About the authors
Shayne Fletcher, B.Sc. – Language Engineer – DAML Language Team, Digital Asset
Shayne joined Digital Asset’s language engineering team in 2018 where he works on the DAML compiler. Shayne has 20+ years experience with C++ and OCaml. He has a deep understanding of programming language theory and a wealth of experience in finance and building language based-products. In a previous role with Bloomberg, Shayne led the team that built the BLAN language for modeling exotic derivative securities. @shayne_fletcher
Neil Mitchell, Ph.D. – DAML Language Team Lead, Digital Asset
Neil leads the team responsible for the DAML Language.

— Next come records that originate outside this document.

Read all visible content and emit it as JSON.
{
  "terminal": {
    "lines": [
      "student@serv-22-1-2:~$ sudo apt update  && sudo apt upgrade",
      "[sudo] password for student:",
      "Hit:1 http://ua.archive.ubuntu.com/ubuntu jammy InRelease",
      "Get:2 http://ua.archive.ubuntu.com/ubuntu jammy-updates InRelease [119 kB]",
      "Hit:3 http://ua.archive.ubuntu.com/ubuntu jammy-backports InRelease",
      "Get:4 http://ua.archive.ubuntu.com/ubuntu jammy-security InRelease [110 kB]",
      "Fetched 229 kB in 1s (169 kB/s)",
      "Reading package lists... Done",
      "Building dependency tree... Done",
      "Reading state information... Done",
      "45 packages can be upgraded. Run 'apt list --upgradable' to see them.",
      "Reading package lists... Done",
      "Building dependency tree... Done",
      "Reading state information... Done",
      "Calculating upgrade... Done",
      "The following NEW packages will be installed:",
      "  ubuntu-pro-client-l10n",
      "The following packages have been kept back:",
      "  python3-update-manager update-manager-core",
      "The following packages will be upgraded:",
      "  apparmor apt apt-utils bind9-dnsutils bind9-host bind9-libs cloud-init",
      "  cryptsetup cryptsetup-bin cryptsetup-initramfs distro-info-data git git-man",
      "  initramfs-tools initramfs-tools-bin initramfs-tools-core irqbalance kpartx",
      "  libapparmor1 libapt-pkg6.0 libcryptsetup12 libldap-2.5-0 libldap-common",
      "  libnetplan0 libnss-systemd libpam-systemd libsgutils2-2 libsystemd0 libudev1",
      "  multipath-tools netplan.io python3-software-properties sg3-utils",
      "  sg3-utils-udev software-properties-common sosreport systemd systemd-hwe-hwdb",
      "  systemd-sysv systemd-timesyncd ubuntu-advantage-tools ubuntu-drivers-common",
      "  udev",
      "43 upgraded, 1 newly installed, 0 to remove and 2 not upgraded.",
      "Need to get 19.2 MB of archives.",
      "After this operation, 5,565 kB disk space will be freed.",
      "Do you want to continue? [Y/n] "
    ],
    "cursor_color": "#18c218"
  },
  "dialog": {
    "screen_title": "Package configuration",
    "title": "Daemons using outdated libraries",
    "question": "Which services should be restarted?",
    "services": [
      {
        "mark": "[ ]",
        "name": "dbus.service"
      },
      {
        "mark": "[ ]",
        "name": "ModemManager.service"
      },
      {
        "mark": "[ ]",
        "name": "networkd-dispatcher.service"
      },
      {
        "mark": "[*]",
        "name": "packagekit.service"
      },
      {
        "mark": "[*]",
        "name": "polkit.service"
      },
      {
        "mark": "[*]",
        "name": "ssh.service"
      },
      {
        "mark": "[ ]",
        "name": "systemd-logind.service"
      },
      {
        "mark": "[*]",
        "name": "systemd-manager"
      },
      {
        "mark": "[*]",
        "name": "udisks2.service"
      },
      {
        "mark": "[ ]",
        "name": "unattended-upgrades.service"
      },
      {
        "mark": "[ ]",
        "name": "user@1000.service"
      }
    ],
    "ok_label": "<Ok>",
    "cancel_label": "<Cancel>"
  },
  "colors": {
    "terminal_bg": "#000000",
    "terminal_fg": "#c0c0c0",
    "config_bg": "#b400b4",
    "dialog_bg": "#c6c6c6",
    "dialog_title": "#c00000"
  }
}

Neil has a Ph.D. in Computer Science from York University, where he worked on making functional programs shorter, faster and safer. Since 2008 he spent 8 years as a quant at Credit Suisse and Standard Chartered, before building a cross-asset risk engine as a Director at Barclays. Throughout, Neil has been taking the programming language techniques from his Ph.D. and applying them to get the same benefits in a commercial setting.
Neil is the author of popular Haskell tools such as Hoogle, HLint, and Ghcid – all designed to help developers write good code quickly. More recently Neil has been researching build systems with publications at ICFP and the Haskell Symposium, and a practical system based on those ideas named Shake. Neil’s home page. @ndm_haskell